- [WORK ITEM]:
Scan the entries below for the string "Settings" and copy every line where it turns up.

- [RECORDS SHOWN]:
# # # # # # #
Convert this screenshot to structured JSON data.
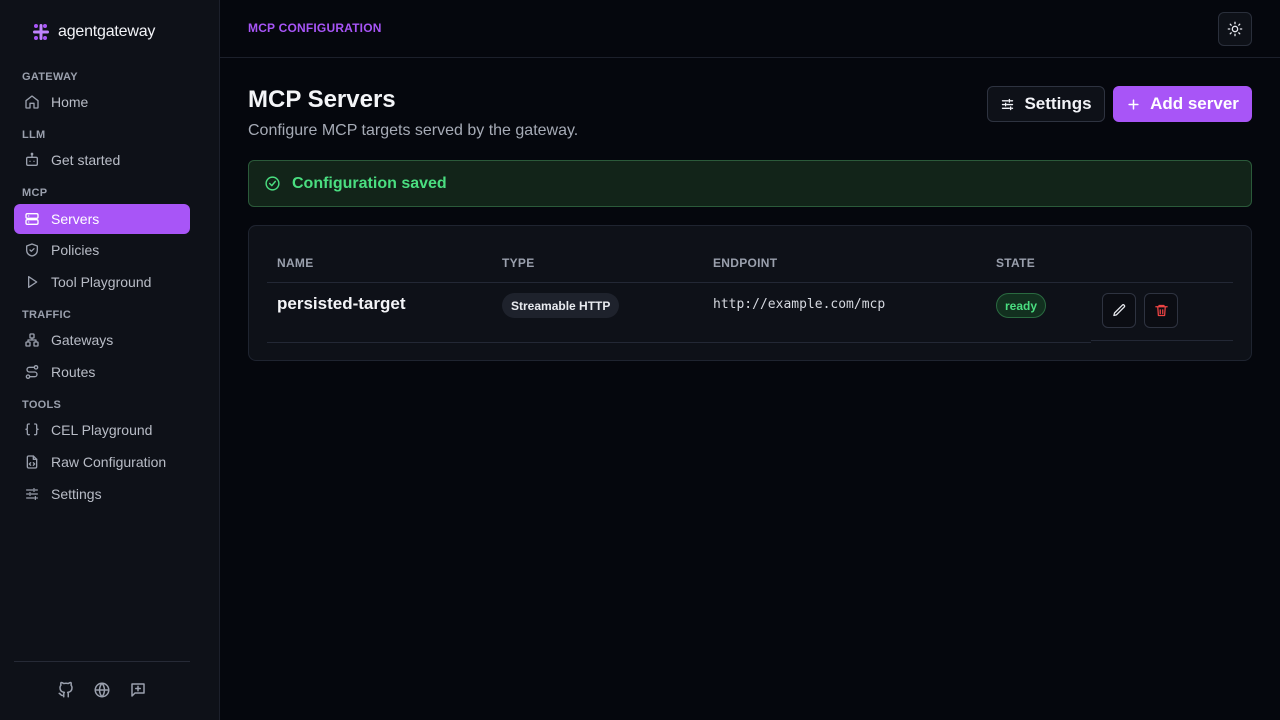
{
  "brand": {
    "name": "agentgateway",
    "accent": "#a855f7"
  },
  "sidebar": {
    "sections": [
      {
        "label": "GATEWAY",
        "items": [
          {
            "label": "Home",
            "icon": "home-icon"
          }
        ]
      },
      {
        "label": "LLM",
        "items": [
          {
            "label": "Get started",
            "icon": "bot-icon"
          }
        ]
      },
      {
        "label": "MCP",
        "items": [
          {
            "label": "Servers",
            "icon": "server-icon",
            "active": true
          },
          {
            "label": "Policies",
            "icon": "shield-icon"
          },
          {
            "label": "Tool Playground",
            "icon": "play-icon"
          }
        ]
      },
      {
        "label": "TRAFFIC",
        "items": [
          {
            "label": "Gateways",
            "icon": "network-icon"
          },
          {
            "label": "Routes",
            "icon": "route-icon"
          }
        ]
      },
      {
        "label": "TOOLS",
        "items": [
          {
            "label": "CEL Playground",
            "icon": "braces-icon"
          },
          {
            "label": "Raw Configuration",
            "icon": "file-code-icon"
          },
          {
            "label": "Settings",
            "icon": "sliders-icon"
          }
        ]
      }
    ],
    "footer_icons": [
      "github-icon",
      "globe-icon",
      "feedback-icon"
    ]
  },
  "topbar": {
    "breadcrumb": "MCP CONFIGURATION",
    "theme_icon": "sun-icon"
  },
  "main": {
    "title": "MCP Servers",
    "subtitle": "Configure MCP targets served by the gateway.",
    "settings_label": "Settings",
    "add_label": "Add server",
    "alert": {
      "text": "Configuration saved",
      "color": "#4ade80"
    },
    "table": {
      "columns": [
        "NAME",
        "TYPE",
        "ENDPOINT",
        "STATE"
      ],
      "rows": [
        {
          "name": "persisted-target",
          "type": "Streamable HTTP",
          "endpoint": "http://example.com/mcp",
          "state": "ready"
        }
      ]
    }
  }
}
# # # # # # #
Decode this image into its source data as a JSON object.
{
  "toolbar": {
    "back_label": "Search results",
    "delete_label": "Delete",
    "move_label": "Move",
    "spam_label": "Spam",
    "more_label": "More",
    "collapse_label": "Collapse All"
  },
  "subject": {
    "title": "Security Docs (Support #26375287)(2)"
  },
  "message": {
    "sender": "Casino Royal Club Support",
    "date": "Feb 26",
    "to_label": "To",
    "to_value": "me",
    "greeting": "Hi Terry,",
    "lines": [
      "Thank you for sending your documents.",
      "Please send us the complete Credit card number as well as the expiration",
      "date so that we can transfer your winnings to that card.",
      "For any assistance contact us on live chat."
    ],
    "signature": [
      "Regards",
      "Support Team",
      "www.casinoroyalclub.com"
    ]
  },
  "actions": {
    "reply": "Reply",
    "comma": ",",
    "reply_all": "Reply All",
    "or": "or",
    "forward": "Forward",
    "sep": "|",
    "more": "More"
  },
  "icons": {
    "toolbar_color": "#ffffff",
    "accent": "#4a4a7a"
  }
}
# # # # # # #
- [SOLUTION FOR THIS TASK]:
            "label": "Settings",
    "settings_label": "Settings",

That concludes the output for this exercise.